- [Excerpted records]
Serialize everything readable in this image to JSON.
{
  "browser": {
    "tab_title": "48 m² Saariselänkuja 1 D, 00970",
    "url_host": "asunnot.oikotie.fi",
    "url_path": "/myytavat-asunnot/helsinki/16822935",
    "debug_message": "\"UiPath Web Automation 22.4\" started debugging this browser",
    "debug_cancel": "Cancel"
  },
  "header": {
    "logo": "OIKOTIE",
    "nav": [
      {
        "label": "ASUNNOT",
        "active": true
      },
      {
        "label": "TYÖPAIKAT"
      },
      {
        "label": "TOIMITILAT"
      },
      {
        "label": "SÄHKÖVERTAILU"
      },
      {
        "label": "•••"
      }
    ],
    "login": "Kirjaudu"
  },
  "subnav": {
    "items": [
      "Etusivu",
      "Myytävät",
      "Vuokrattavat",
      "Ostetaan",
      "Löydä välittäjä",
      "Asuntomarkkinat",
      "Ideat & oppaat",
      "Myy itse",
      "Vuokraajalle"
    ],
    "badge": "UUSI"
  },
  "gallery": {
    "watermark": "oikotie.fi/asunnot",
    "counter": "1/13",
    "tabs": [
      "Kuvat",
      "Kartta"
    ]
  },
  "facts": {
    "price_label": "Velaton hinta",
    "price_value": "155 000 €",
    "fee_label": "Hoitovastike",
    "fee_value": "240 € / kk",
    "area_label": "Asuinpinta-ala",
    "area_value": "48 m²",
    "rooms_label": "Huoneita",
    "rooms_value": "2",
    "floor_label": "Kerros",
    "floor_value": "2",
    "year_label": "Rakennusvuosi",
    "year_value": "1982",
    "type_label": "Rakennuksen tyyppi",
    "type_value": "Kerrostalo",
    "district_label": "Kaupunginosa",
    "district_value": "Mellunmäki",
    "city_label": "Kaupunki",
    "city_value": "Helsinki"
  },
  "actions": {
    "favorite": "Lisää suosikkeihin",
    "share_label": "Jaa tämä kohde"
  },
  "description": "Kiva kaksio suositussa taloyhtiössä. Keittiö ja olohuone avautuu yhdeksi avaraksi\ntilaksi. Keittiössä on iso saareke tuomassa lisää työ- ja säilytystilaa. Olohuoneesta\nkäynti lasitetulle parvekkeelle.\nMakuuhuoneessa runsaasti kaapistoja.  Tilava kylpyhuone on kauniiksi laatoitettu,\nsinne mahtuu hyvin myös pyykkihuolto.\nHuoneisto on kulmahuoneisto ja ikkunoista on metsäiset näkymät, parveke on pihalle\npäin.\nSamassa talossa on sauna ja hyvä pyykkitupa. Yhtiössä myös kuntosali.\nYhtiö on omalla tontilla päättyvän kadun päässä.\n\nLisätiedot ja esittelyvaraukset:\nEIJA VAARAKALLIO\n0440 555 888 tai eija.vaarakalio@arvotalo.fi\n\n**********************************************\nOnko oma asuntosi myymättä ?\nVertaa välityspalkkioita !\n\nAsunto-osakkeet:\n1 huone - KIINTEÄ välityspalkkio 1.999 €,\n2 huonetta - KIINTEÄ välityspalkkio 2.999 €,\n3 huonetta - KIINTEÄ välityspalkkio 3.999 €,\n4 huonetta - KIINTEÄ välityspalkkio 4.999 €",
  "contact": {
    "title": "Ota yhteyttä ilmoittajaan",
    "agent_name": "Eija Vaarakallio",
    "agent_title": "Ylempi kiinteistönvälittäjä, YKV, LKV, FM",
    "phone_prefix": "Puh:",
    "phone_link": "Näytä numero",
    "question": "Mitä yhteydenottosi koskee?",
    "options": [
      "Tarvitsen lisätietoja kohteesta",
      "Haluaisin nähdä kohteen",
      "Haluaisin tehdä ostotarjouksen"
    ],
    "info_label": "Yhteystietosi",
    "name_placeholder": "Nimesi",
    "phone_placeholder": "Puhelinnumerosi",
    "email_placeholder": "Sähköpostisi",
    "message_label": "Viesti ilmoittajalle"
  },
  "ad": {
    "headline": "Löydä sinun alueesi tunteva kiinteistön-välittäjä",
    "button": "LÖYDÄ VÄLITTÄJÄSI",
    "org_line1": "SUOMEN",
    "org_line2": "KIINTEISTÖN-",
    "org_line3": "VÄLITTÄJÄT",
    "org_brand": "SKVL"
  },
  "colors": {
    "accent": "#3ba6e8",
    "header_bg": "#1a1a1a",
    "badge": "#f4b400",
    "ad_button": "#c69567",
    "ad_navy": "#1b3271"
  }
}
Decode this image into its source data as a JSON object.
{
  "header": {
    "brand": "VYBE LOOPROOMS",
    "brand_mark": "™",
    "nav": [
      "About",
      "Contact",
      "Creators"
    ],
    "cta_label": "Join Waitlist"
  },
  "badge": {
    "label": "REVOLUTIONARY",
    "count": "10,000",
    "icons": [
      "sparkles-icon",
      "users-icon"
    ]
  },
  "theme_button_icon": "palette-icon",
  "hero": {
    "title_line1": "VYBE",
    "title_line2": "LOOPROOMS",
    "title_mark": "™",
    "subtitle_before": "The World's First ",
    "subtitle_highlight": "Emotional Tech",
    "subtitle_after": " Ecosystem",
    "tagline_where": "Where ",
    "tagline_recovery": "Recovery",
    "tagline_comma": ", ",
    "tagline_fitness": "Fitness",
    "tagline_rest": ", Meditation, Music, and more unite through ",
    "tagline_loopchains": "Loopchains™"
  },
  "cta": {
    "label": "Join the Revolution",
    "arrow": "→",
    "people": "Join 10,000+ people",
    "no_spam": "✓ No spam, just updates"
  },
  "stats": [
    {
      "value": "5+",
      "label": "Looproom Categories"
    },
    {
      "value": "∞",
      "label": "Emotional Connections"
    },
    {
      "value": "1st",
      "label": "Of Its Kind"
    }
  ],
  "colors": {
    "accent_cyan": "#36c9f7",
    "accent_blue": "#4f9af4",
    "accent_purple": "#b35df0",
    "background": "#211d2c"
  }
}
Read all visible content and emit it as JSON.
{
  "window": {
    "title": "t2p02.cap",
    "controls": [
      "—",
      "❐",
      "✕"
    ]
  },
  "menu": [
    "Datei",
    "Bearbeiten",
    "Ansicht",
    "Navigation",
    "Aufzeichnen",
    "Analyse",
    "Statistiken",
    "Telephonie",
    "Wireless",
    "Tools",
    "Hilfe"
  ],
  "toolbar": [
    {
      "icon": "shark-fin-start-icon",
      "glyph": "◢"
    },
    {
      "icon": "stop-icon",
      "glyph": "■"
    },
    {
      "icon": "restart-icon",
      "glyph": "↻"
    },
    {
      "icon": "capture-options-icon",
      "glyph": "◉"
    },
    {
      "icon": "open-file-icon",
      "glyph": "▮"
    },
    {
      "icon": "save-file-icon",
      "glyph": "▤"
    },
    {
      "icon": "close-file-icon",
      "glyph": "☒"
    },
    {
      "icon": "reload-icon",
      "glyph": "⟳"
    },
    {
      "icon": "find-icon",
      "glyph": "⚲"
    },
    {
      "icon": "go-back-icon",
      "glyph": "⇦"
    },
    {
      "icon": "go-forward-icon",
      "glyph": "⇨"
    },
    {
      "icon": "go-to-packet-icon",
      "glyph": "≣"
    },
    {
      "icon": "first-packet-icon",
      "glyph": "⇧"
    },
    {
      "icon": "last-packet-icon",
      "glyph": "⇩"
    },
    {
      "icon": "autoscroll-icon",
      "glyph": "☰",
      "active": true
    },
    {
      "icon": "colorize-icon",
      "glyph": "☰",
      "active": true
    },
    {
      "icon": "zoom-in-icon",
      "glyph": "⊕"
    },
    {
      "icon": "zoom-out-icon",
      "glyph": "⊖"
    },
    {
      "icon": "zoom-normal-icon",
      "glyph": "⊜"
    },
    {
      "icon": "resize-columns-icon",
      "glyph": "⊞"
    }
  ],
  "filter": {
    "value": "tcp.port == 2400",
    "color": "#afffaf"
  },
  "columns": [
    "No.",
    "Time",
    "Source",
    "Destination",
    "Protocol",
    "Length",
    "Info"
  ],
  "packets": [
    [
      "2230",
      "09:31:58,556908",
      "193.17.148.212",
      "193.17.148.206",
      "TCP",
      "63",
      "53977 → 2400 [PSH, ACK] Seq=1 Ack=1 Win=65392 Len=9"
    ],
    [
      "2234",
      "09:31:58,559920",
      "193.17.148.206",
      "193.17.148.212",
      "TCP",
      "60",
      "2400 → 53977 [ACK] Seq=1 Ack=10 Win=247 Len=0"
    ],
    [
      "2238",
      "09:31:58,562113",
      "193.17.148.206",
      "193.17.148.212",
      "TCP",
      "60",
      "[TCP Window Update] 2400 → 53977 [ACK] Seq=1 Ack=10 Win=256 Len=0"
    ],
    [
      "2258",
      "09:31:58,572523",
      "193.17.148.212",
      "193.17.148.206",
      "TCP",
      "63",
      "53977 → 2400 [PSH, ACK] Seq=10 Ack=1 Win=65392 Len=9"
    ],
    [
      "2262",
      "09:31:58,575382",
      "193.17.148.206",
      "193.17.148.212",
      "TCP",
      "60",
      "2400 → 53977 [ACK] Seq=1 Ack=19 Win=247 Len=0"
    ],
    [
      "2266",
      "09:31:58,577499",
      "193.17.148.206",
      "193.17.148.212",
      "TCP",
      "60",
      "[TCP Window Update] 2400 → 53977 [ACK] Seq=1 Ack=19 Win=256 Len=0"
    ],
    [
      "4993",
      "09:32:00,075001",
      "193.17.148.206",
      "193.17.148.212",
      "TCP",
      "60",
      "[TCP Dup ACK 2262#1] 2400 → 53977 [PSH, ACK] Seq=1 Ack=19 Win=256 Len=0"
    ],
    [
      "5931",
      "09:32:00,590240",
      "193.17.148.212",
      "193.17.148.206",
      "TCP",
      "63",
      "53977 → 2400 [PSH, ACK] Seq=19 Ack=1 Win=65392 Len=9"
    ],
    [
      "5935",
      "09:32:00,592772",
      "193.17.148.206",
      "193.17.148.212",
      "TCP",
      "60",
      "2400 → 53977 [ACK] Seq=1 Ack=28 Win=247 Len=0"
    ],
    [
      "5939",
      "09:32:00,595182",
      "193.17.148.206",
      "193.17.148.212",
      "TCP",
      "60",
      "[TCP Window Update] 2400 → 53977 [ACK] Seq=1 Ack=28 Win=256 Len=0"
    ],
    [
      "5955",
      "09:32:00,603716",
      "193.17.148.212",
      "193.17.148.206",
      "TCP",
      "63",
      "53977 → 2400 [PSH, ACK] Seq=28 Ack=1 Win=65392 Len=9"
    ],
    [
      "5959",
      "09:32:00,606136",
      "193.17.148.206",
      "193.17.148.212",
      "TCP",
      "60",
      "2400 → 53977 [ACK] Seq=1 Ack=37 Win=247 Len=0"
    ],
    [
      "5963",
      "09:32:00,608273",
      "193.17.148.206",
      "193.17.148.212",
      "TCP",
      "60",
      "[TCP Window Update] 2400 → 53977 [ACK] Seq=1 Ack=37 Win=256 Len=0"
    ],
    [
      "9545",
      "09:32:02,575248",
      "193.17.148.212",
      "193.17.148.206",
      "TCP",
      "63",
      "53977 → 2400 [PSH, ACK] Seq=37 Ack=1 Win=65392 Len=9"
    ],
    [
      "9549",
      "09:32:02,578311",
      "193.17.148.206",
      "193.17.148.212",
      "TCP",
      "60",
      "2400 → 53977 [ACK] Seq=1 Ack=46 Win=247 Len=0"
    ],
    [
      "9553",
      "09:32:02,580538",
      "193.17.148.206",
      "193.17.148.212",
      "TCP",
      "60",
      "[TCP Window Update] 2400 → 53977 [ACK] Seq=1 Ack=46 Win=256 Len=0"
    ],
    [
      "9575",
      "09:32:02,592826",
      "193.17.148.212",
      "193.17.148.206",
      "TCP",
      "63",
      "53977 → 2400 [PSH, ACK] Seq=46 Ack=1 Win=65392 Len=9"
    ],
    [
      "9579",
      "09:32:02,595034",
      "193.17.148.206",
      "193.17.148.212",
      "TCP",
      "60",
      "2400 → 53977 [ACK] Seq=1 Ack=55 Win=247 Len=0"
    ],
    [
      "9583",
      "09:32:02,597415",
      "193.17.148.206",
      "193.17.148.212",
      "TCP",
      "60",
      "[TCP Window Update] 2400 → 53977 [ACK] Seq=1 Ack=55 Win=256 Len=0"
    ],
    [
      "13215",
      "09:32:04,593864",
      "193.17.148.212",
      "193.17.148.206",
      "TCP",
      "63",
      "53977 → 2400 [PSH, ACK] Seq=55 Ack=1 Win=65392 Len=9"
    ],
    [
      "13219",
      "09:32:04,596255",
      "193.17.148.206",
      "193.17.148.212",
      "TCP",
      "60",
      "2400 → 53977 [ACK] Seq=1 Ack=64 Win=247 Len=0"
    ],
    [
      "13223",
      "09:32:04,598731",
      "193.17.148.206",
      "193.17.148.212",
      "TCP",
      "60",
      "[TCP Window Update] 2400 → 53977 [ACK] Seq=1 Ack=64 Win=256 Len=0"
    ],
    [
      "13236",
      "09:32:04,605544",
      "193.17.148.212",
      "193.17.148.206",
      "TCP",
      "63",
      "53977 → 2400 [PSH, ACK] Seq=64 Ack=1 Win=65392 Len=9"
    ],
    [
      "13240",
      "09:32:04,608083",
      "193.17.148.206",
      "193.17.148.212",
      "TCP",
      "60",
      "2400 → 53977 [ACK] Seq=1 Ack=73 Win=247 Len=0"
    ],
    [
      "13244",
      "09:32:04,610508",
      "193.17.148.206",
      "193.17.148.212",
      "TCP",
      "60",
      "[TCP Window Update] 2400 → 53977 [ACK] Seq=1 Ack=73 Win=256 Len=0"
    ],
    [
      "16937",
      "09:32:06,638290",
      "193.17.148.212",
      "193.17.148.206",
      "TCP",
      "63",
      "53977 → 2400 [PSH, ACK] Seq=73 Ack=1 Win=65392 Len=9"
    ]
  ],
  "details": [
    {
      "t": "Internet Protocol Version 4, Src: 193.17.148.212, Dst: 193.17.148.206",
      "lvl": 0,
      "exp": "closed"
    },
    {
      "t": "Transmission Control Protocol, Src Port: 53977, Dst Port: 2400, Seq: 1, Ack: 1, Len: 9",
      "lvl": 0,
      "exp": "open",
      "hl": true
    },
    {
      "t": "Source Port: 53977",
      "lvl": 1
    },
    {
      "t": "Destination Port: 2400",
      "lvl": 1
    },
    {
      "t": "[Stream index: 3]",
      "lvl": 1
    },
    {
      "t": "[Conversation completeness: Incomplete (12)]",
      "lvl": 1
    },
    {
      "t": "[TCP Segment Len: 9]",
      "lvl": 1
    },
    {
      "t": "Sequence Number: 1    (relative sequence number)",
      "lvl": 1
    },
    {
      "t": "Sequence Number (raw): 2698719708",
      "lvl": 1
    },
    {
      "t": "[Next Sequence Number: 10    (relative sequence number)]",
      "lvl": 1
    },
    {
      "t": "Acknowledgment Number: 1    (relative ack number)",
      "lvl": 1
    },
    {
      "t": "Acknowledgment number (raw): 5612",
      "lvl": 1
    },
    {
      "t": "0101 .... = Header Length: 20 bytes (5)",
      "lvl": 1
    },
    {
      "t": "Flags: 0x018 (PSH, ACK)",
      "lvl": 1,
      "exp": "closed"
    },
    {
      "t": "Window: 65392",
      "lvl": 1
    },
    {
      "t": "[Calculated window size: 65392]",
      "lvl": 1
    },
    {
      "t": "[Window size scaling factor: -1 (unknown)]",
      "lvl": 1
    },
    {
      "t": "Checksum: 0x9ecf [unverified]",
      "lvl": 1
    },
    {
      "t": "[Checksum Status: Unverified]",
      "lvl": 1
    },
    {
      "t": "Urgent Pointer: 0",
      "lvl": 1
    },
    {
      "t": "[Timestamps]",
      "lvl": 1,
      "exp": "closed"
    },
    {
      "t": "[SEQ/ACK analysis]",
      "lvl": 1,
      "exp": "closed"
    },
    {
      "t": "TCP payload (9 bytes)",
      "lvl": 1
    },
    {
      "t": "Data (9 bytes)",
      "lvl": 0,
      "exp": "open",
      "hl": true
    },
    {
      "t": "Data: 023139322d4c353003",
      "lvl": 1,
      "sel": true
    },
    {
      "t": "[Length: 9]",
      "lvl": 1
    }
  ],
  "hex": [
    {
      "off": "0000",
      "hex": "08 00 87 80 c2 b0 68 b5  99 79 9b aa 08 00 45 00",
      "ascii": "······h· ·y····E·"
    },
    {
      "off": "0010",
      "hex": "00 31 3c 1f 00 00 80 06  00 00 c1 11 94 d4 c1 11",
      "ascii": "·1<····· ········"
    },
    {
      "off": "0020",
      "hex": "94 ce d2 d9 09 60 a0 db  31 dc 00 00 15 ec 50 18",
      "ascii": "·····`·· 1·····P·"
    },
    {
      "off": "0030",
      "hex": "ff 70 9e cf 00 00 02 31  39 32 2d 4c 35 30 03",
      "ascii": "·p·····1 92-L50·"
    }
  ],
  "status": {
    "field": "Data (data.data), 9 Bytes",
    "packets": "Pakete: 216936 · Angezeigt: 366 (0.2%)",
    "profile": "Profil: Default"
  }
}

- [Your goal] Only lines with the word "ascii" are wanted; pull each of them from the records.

- [Finished exercise]
      "ascii": "······h· ·y····E·"
      "ascii": "·1<····· ········"
      "ascii": "·····`·· 1·····P·"
      "ascii": "·p·····1 92-L50·"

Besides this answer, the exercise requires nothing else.